After spending time interviewing members of TTB and talking with other Transition Towns, they put together a presentation to let us know their findings. They told it to us straight, about how far from being well organised we were. We needed to be clearer about our vision and strategy, have a decent communications strategy and get serious about funding. While on the one hand this was not easy listening, on the other it gave me confidence that we were heading in the right direction.
One particular recommendation they were keen on was to form closer ties with the Transition Network and with other local Transition Towns. Together, we could potentially pool resources and get an office or hire someone.
So when Andrew Davies and Lena Sunblad offered to facilitate a meeting on any subject we pleased, the natural choice was to get the local Transition Towns together. I felt slightly guilty about the enthusiastic thanks I got at the end of the day as it had been so easy. The facilitator was already in place, the resplendent Box Moor Trust venue fell into my hands thanks to Marion Baker organising another workshop on local food (“Best Food Forward”) and the attendees almost invited themselves. That only left getting the marker pens and colourful post-it notes.
Abbots in Transition, Change4Chalfont, Haddenham in Transition, Hemel in Transition, Low Carbon Chilterns, Transition in Kings, Transition St Albans, Transition Town Letchworth, Tring in Transition and Winslow Transition have all achieved a huge amount in the past few years, from apple presses to solar farms, orchards to thermal imaging cameras, guerrilla gardening to recycling for fetes.
The baking skill that went into those delicious cakes that everyone brought was something to savour.
We will hold another gathering in a few months’ time, and in the meantime will share with each other where we have templates for starting community energy projects and event recycling as well as physical gizmos like a bike with a smoothie blender attached.
I will be following up with Mike Thomas at Transition Network about how they can help with this process, such as using their website to share resources or assistance with setting up a regional conference next time.
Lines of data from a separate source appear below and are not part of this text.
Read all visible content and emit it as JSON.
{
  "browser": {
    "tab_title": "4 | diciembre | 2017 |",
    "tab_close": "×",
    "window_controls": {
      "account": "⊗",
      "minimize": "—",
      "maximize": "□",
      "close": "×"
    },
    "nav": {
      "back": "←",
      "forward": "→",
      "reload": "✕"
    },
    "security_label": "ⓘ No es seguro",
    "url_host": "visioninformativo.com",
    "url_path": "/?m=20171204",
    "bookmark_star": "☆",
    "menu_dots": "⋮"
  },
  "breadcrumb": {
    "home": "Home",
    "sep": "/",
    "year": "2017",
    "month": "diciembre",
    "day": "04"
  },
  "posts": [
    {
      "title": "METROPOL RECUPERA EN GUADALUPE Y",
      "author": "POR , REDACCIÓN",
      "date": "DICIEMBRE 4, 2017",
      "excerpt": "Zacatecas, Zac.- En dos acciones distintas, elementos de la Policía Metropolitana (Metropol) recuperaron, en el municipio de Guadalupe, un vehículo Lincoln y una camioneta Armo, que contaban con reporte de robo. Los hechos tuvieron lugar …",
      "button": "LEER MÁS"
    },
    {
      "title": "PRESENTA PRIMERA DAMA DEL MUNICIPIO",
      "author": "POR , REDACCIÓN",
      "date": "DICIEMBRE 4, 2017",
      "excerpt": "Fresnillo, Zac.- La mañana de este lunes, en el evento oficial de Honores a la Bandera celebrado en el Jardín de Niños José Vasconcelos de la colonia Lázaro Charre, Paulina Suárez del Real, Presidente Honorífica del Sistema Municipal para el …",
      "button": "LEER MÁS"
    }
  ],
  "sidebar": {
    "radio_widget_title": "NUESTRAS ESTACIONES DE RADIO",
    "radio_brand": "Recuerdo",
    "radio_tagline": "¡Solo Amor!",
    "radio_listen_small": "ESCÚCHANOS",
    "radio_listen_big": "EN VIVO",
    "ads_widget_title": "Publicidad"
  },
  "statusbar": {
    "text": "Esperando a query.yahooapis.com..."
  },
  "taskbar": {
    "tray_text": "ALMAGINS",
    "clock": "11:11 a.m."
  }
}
It is uplifting to realise the number of people who are actively creating the inevitable new normal, where happiness, fulfillment, kindness and love are more important than the endless chase for more stuff and more money.